Northeast gears up to fuel hot trend in buildings: net zero energy

Regional efficiency programs build on momentum, bring technical resources

October 9, 2014— The built environment in the United States is poised for a transformation that experts believe will result in high performance, resilient spaces that save owners money on energy expenses. Commercial projects aiming for net zero energy (NZE) performance have grown by 300% since 2012, according to research by New Buildings Institute (NBI). NZE buildings are extremely energy-efficient structures that use only as much energy as can be produced onsite through renewable resources such as photovoltaics.
“While still in the beginning stages of market adoption, NZE could expand rapidly in both new construction and major renovations as the design community gains technical capability and owners better understand the benefits of these buildings,” explains NBI Executive Director Ralph DiNola. “When we talk about net zero energy, most people immediately think of California. But, the Northeast is making all the right moves to take the leadership position on this exciting new direction for buildings.”

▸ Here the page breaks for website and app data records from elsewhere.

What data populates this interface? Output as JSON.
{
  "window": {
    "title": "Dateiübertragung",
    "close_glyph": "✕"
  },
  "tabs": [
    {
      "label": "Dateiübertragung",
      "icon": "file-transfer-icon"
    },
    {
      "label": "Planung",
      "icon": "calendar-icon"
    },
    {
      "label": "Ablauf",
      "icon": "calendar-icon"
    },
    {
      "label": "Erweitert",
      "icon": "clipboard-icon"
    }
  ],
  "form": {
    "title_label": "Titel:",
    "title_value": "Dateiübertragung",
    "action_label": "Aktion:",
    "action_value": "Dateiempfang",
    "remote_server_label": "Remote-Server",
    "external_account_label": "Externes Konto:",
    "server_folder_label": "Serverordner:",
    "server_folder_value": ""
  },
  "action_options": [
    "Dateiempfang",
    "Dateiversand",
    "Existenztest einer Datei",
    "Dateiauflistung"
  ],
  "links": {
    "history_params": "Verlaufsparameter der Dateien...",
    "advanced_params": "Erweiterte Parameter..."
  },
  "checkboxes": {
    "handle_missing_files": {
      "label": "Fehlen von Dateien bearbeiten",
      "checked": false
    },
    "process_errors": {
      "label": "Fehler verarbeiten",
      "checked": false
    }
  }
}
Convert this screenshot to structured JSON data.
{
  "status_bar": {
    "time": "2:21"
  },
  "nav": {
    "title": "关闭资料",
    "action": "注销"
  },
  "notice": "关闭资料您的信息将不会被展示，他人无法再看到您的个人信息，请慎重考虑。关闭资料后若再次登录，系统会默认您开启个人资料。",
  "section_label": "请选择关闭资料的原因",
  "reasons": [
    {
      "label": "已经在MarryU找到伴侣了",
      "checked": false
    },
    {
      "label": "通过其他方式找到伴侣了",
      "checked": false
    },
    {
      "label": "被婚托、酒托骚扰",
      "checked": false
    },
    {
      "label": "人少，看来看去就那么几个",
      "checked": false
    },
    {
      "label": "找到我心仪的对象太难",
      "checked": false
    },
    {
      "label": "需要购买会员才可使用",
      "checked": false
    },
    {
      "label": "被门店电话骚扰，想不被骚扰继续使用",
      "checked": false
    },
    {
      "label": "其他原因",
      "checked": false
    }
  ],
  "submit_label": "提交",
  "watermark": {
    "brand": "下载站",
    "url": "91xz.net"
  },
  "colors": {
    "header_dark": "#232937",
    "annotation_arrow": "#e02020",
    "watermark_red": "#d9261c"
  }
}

Vermont and Massachusetts both have statewide policies that support NZE projects and Efficiency Vermont and National Grid are looking to build on the momentum for NZE by providing additional resources that catalyze design innovation and reward owners who pursue NZE buildings. To help build knowledge about best practices in NZE commercial building design and operations, the two entities teamed on Net Zero Northeast, a one-day technical summit for designers and owners/operators. New Buildings Institute and Building Green are also partnering on the event, which was held today at the Vermont State House in Montpelier, Vermont.

“This event builds on Efficiency Vermont’s commercial NZE pilot program that launched earlier this year,” said Paul Duane strategic planning manager at Efficiency Vermont, which is hosting Net Energy Northeast. “Enrolled projects are double what we expected and we know that Vermont’s design community and building owners are ready to set zero energy as a goal,” he said.

Program managers at National Grid agree. “We are seeing an enhanced interest in the design and construction of net zero energy buildings in both Massachusetts and Rhode Island. Net Zero Northeast Summit will convene owners and design professionals to benefit from the expertise available today to design the buildings for tomorrow,” said Michael McAteer National Grid’s Director of Customer and Business Strategy. National Grid is sponsoring the summit.

ZNE buildings are achievable in all climates including the harsh winter weather of the Northeast utilizing currently available technologies and design strategies, according to a recent study from New Buildings Institute. The 2014 Getting to Zero Status Update released by NBI earlier this year lists NZE projects in 36 states including Vermont, Massachusetts, Maine and New York. In addition, projects are growing in square footage and expanding across additional building types with most projects targeting schools and office buildings.

“These documented projects prove the feasibility of net zero energy buildings,” said DiNola. “Our focus now is transferring the knowledge of how to achieve NZE to a greater set of architects, engineers, owners and operators who can go out and create them. The Net Zero Northeast is an incredible learning event for these audiences on what’s to come for the built environment.”

For more information contact:
Stacey Hobart, New Buildings Institute
503-407-2148; [email protected]

About Efficiency Vermont
Efficiency Vermont provides technical assistance, rebates, and other financial incentives to help Vermont households and businesses reduce their energy costs with energy-efficient equipment, lighting, and approaches to construction and major renovation.

About National Grid

National Grid is an electricity and gas company that connects consumers to energy sources through its networks. The company is at the heart of one of the greatest challenges facing our society – to create new, sustainable energy solutions for the future and developing an energy system that underpins economic prosperity in the 21st century.